Projects that aim to improve the experience of buying a second-hand electric vehicle (EV), support charging in rural areas and increase vehicle range have received £20m in funding.
The winners of the research and development funding announced by transport secretary Grant Shapps include:
- an onboard plug-in device that provides drivers with data on battery health to help improve the experience of buying second-hand EVs
- a kinetic battery that will provide a temporary power boost for charging the next generation of ultra-fast EVs at peak times in rural areas
- a zero-emission ambulance with a hydrogen range extender designed from the ground up
- the development of a solar-powered refrigeration unit for small commercial vehicles
The funding, awarded to 62 EV technology innovations, could unlock some of the barriers to EV ownership by providing solutions to battery health and charging for both urban and rural areas, the Government said.

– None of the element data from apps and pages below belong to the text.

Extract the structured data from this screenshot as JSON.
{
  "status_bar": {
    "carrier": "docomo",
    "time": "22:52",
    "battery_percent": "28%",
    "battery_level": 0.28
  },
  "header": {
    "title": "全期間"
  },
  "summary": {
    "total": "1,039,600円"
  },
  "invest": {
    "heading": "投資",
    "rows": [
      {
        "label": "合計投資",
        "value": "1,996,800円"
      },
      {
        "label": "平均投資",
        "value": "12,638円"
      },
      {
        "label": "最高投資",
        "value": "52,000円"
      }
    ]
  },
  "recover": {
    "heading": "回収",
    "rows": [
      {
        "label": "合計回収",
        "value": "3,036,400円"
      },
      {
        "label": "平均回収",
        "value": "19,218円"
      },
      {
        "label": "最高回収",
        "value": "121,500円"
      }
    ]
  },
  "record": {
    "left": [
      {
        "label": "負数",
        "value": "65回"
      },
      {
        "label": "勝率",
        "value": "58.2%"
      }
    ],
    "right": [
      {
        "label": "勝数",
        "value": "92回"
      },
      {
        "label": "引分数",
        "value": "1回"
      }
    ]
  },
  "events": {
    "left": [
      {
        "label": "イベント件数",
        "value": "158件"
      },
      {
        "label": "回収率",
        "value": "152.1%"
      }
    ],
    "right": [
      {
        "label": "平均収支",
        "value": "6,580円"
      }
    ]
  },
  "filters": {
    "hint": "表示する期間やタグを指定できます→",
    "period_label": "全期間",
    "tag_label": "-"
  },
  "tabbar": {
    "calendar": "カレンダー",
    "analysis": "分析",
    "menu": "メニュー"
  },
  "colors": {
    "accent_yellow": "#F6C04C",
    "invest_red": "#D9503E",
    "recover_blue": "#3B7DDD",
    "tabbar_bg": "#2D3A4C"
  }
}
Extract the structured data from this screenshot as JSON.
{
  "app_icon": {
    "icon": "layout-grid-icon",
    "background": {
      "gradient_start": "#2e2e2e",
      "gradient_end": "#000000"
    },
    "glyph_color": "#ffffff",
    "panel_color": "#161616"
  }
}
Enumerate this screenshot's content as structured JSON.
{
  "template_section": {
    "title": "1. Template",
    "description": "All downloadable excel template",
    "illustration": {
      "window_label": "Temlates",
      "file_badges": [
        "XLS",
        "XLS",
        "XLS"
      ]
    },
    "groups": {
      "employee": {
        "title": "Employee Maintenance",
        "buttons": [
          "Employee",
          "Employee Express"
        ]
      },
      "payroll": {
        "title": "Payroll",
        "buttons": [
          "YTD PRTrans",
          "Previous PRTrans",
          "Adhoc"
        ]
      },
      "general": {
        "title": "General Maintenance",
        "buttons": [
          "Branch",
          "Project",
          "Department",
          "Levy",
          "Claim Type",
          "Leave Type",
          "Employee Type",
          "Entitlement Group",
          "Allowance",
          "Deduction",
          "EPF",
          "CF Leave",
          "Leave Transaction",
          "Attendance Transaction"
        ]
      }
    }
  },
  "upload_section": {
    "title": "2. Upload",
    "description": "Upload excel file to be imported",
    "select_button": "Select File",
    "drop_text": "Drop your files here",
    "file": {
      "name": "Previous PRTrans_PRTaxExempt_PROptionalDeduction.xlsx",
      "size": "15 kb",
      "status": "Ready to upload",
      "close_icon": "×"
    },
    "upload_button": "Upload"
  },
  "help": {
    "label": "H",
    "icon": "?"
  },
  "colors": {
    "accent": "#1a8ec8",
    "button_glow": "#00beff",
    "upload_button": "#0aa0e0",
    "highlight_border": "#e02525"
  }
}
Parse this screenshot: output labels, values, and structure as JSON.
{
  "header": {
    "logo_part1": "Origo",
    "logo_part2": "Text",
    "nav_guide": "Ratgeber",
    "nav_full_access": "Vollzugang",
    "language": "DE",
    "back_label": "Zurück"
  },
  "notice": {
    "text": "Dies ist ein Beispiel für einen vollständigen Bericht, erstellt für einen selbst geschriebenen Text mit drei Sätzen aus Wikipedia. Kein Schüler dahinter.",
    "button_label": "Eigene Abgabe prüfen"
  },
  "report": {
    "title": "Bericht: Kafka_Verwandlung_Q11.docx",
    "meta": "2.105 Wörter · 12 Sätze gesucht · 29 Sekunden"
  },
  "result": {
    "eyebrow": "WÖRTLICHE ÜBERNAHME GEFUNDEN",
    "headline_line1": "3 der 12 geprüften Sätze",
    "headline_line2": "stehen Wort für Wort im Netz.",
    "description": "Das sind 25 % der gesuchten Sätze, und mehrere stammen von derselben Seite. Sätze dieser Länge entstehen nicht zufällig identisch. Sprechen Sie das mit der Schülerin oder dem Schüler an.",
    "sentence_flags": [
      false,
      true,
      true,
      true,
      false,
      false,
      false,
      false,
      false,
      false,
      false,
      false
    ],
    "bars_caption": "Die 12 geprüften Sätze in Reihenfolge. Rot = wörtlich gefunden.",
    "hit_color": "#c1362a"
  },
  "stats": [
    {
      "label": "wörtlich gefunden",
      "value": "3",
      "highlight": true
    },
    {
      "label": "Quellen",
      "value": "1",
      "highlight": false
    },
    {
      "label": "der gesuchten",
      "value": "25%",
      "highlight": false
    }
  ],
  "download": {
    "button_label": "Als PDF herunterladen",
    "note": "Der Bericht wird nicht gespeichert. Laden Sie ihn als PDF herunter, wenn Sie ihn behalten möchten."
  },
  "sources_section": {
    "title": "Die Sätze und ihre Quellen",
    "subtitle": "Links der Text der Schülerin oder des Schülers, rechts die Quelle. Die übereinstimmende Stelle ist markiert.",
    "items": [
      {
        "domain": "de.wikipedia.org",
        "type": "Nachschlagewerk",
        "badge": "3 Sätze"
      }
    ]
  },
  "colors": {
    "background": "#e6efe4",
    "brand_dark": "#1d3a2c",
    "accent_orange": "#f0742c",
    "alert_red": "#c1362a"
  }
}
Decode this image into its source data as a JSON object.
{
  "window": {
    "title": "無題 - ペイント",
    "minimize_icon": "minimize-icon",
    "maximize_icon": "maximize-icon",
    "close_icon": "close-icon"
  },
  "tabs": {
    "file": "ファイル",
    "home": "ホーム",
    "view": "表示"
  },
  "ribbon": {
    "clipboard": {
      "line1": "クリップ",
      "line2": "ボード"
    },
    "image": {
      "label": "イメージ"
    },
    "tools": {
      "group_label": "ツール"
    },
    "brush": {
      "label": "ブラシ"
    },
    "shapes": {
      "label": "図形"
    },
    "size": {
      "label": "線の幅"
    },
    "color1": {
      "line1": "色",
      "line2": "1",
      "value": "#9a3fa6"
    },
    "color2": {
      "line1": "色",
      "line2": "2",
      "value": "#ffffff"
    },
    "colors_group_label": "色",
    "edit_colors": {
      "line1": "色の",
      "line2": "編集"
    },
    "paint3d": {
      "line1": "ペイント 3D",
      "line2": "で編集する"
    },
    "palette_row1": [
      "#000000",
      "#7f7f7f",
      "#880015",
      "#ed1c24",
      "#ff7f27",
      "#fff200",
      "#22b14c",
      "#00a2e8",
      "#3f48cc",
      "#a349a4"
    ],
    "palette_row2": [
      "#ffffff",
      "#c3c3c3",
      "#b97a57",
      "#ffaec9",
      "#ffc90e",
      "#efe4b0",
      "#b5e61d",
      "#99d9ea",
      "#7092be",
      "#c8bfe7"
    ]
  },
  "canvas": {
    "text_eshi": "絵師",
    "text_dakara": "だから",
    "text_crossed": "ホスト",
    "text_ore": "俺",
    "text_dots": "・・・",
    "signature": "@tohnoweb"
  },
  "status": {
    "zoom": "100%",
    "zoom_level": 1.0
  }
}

Shapps said: “Ahead of major climate summit COP26 this year, investment in exciting projects such as these is key to making the switch to electric vehicles more attractive for drivers than ever before.
“Not only will they propel us further towards our net-zero ambitions, they will also help harness some of the brightest talent in the UK tech industry, encouraging businesses to become global leaders in EV innovation and creating jobs as we build back better.”
Silviya Barrett at the Campaign for Better Transport said: “This announcement is a welcome step on the road to increasing the take-up of electric vehicles. Innovations like the ones announced today can help stimulate demand and grow British manufacturing in this vital industry.
“Coupled with measures to improve the public transport network and encourage its use, we can start to truly tackle carbon emissions, air pollution and congestion and move towards a greener, fairer recovery.”
Government said previous research and development funding from the Office for Zero Emission Vehicles (OZEV) has supported the UK’s first solar electric forecourt in Braintree, Essex.
A separate project is trialling vehicle-to-grid (V2G) technology, enabling EVs to store and sell energy back to the grid during increased levels of demand.
The Department for Transport (DfT) has also launched a project to find an ‘iconic British design’ for public charge points, which could see them become as recognisable as a red post box or a black cab, according to government.
The resulting design is set to be unveiled at COP26 in Glasgow this November.